The last of the major American health insurers to have a big presence in the Obamacare marketplaces for 2017 warned Wednesday that it may not remain there for long if business doesn't improve.
Anthem CEO Joseph Swedish, calling sales of Obamacare plans "disappointing" since 2013, said "Clearly, 2017 is a critical year as we continue to assess the long-term viability" of the insurer's presence on Affordable Care Act marketplaces.
"We will continue to closely monitor this business," Swedish said during Anthem's third-quarter earnings call after the company announced profit of $2.45 per share after excluding some items.
"And if we do not see clear evidence of an improving environment and a path towards sustainability in the marketplace, we will likely modify our strategy in 2018," he said.
Swedish's sobering comments came a day after open enrollment began in individual health insurance plans that comply with ACA standards, and which go into effect in 2017.
He said Wednesday that the company's pricing of Obamacare plans leaves Anthem expecting "to return to slight profitability" on those plans in 2017.
If it does scale back its Obamacare business, Anthem, which sells plans on ACA exchanges in 14 states, would join other big U.S. insurers — UnitedHealthGroup, Aetna and Humana — that are largely exiting those marketplaces. Those other companies have booked big losses on their Obamacare plans.
Swedish said Anthem believes "both the pricing and regulatory environment needs to be improved to drive towards a sustainable and affordable marketplace over the long term."
Like the other insurers who have pulled back, Swedish said, "We continue to experience higher than initially expected costs from members with chronic conditions."
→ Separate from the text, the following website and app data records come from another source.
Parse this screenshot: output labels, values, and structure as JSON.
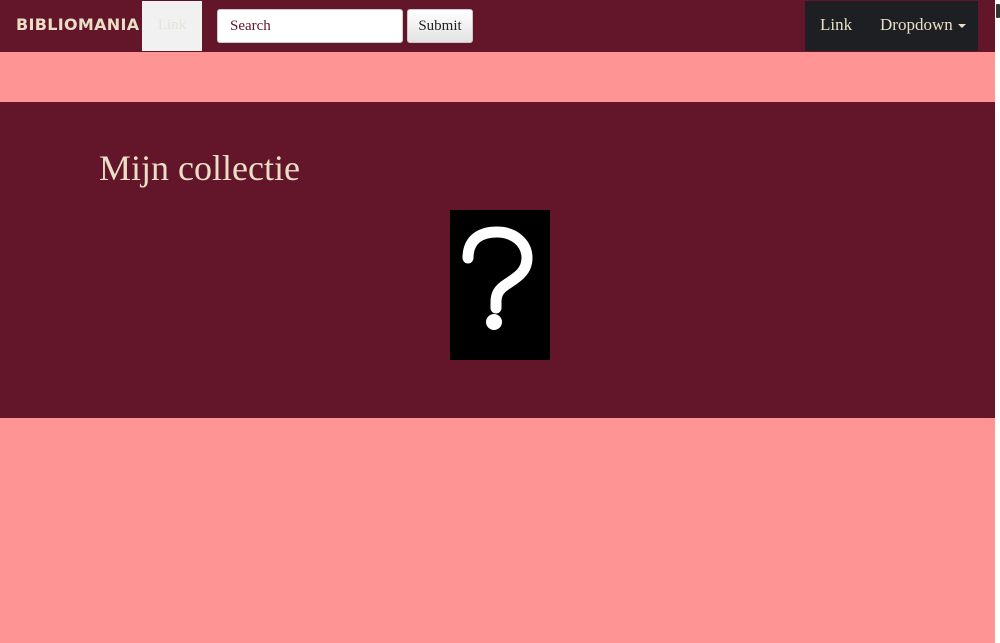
{
  "navbar": {
    "brand": "BIBLIOMANIA",
    "active_link": "Link",
    "search": {
      "placeholder": "Search",
      "value": ""
    },
    "submit_label": "Submit",
    "right_link": "Link",
    "dropdown_label": "Dropdown",
    "dropdown_icon": "caret-down-icon"
  },
  "main": {
    "title": "Mijn collectie",
    "cover_icon": "question-mark-icon"
  },
  "colors": {
    "navbar_bg": "#63152a",
    "page_bg": "#ff9494",
    "text_light": "#eadfc6",
    "right_nav_bg": "#1e1f22",
    "cover_bg": "#000000"
  }
}
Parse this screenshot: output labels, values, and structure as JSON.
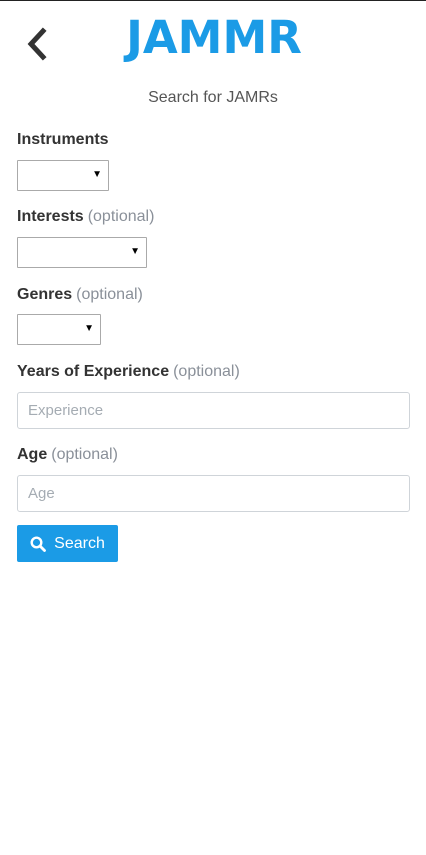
{
  "header": {
    "back_icon": "chevron-left-icon",
    "logo_text": "JAMMR",
    "subtitle": "Search for JAMRs"
  },
  "form": {
    "instruments": {
      "label": "Instruments",
      "selected": ""
    },
    "interests": {
      "label": "Interests",
      "optional": "(optional)",
      "selected": ""
    },
    "genres": {
      "label": "Genres",
      "optional": "(optional)",
      "selected": ""
    },
    "experience": {
      "label": "Years of Experience",
      "optional": "(optional)",
      "placeholder": "Experience",
      "value": ""
    },
    "age": {
      "label": "Age",
      "optional": "(optional)",
      "placeholder": "Age",
      "value": ""
    },
    "search_button": {
      "label": "Search",
      "icon": "search-icon"
    }
  },
  "colors": {
    "accent": "#1b9be6",
    "text": "#333333",
    "muted": "#8a9099"
  }
}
"Overall, the financial performance in [Obamacare] plans has been disappointing, as membership has been short of our original expectations since its inception and operating margins have been lower than expected beginning in 2015," Swedish said.